### Provided records:
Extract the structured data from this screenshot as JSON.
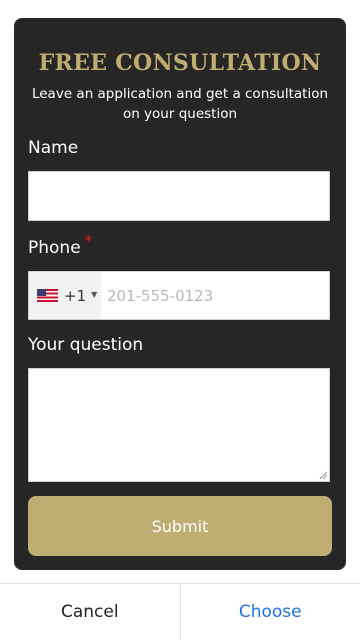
{
  "form": {
    "title": "FREE CONSULTATION",
    "subtitle": "Leave an application and get a consultation on your question",
    "name_label": "Name",
    "name_value": "",
    "phone_label": "Phone",
    "phone_required_mark": "*",
    "phone_country_flag": "us-flag-icon",
    "phone_dial_code": "+1",
    "phone_placeholder": "201-555-0123",
    "question_label": "Your question",
    "question_value": "",
    "submit_label": "Submit"
  },
  "dialog": {
    "cancel_label": "Cancel",
    "choose_label": "Choose"
  },
  "colors": {
    "accent_gold": "#bfac6e",
    "card_bg": "#262626",
    "link_blue": "#1a73e8",
    "required_red": "#e02020"
  }
}
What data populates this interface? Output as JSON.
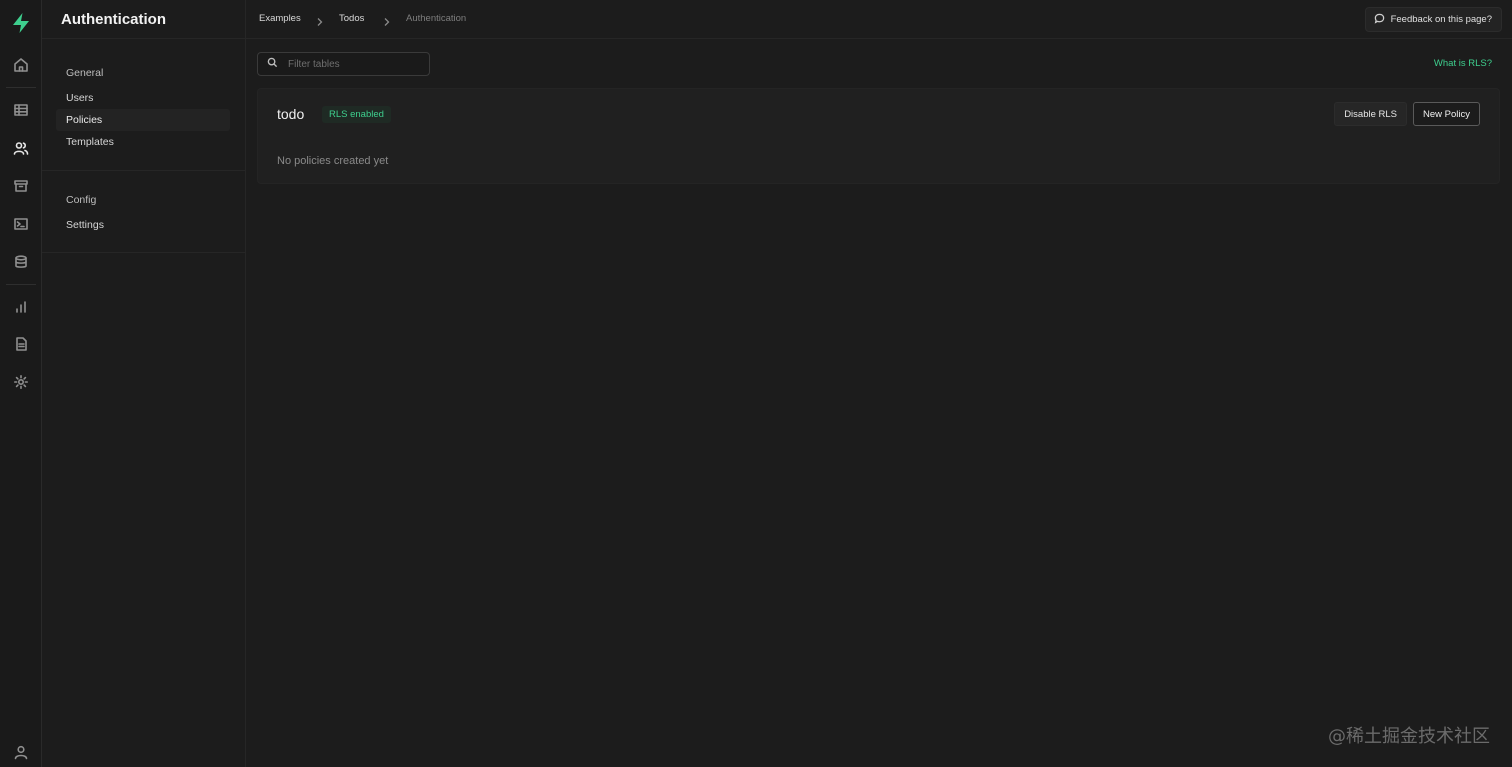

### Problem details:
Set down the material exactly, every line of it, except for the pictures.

### Written answer:
Extract the structured data from this screenshot as JSON.
{
  "form": {
    "title": "FREE CONSULTATION",
    "subtitle": "Leave an application and get a consultation on your question",
    "name_label": "Name",
    "name_value": "",
    "phone_label": "Phone",
    "phone_required_mark": "*",
    "phone_country_flag": "us-flag-icon",
    "phone_dial_code": "+1",
    "phone_placeholder": "201-555-0123",
    "question_label": "Your question",
    "question_value": "",
    "submit_label": "Submit"
  },
  "dialog": {
    "cancel_label": "Cancel",
    "choose_label": "Choose"
  },
  "colors": {
    "accent_gold": "#bfac6e",
    "card_bg": "#262626",
    "link_blue": "#1a73e8",
    "required_red": "#e02020"
  }
}
What data populates this interface? Output as JSON.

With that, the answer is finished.